Headquartered in Germany, the European Central Bank (ECB) is the central bank of the 19 European Union countries which have adopted the euro and is itself responsible for supervising the data protection practices of the banking system across these countries.

In an official statement published Thursday, the ECB said unknown “unauthorised parties” had managed to breach its Banks’ Integrated Reporting Dictionary (BIRD) website, which was hosted by a third-party provider, eventually forcing the bank to shut down the site.

Launched in 2015, BIRD is a joint initiative of the Eurosystem to the euro zone’s central banks and the banking system, which provides banks with a precise description of the data that aims to help reporting agents efficiently organise information stored in their internal systems and fulfill their reporting requirements.

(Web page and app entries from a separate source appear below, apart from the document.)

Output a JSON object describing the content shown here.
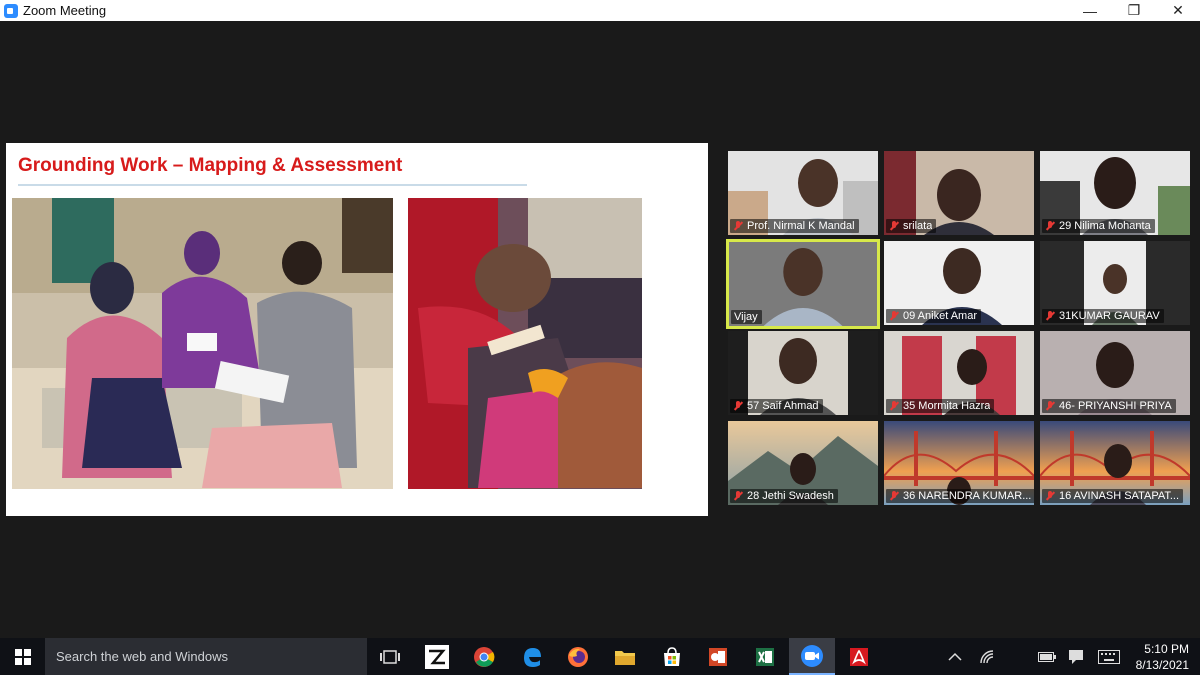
{
  "window": {
    "title": "Zoom Meeting",
    "minimize": "—",
    "maximize": "❐",
    "close": "✕"
  },
  "slide": {
    "title": "Grounding Work – Mapping & Assessment"
  },
  "participants": [
    {
      "name": "Prof. Nirmal K Mandal",
      "muted": true,
      "active": false
    },
    {
      "name": "srilata",
      "muted": true,
      "active": false
    },
    {
      "name": "29 Nilima Mohanta",
      "muted": true,
      "active": false
    },
    {
      "name": "Vijay",
      "muted": false,
      "active": true
    },
    {
      "name": "09 Aniket Amar",
      "muted": true,
      "active": false
    },
    {
      "name": "31KUMAR GAURAV",
      "muted": true,
      "active": false
    },
    {
      "name": "57 Saif Ahmad",
      "muted": true,
      "active": false
    },
    {
      "name": "35 Mormita Hazra",
      "muted": true,
      "active": false
    },
    {
      "name": "46- PRIYANSHI PRIYA",
      "muted": true,
      "active": false
    },
    {
      "name": "28 Jethi Swadesh",
      "muted": true,
      "active": false
    },
    {
      "name": "36 NARENDRA KUMAR...",
      "muted": true,
      "active": false
    },
    {
      "name": "16 AVINASH SATAPAT...",
      "muted": true,
      "active": false
    }
  ],
  "taskbar": {
    "search_placeholder": "Search the web and Windows",
    "time": "5:10 PM",
    "date": "8/13/2021"
  }
}
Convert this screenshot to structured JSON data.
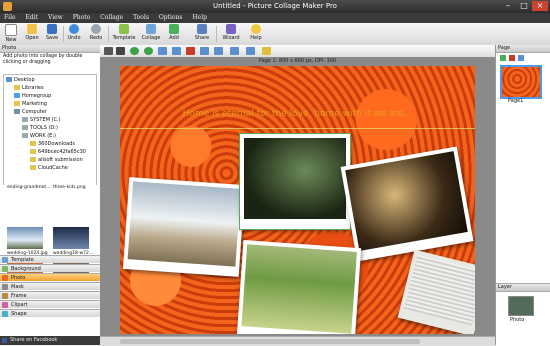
{
  "window": {
    "title": "Untitled - Picture Collage Maker Pro"
  },
  "menu": [
    "File",
    "Edit",
    "View",
    "Photo",
    "Collage",
    "Tools",
    "Options",
    "Help"
  ],
  "toolbar": {
    "new": "New",
    "open": "Open",
    "save": "Save",
    "undo": "Undo",
    "redo": "Redo",
    "template": "Template",
    "collage": "Collage",
    "add": "Add",
    "share": "Share",
    "wizard": "Wizard",
    "help": "Help"
  },
  "left_panel": {
    "header": "Photo",
    "instruction": "Add photo into collage by double clicking or dragging",
    "tree": [
      "Desktop",
      "Libraries",
      "Homegroup",
      "Marketing",
      "Computer",
      "SYSTEM (C:)",
      "TOOLS (D:)",
      "WORK (E:)",
      "360Downloads",
      "649bcec42fa65c30",
      "allsoft submission",
      "CloudCache"
    ],
    "thumbs": [
      "ending-grandmot...",
      "three-kids.png",
      "wedding-1024.jpg",
      "wedding18-w72..."
    ],
    "categories": [
      "Template",
      "Background",
      "Photo",
      "Mask",
      "Frame",
      "Clipart",
      "Shape"
    ],
    "active_category": "Photo"
  },
  "canvas": {
    "page_info": "Page 1: 800 x 600 px, DPI: 300",
    "overlay_text": "Home is eternal for the love, home with it we are..."
  },
  "right_panel": {
    "pages_header": "Page",
    "page_label": "Page1",
    "layer_header": "Layer",
    "layer_item": "Photo"
  },
  "status": {
    "share": "Share on Facebook"
  },
  "colors": {
    "accent": "#f2a232",
    "titlebar": "#2c2c2c",
    "selection": "#4a9be8"
  }
}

At the time of writing, the BIRD website displays a page informing visitors that the site is down for maintenance at the moment and will be back online shortly. However, it doesn’t mention anything about the security incident.

The BIRD website appears to have been hacked several months ago on December 2018, according to a Reuters report, but the ECB discovered the breach just late last week during regular maintenance work.

Unknown hackers managed to install malware onto the external server hosting the BIRD website to host software for phishing attacks, which may have allowed them to walk away with the email addresses, names and position titles of 481 subscribers of the site.

The ECB assured its users that the stolen information does not include their passwords and that “neither ECB internal systems nor market-sensitive data were affected” in the breach since the BIRD website is physically separate from other external and internal ECB systems.

images from Hacker News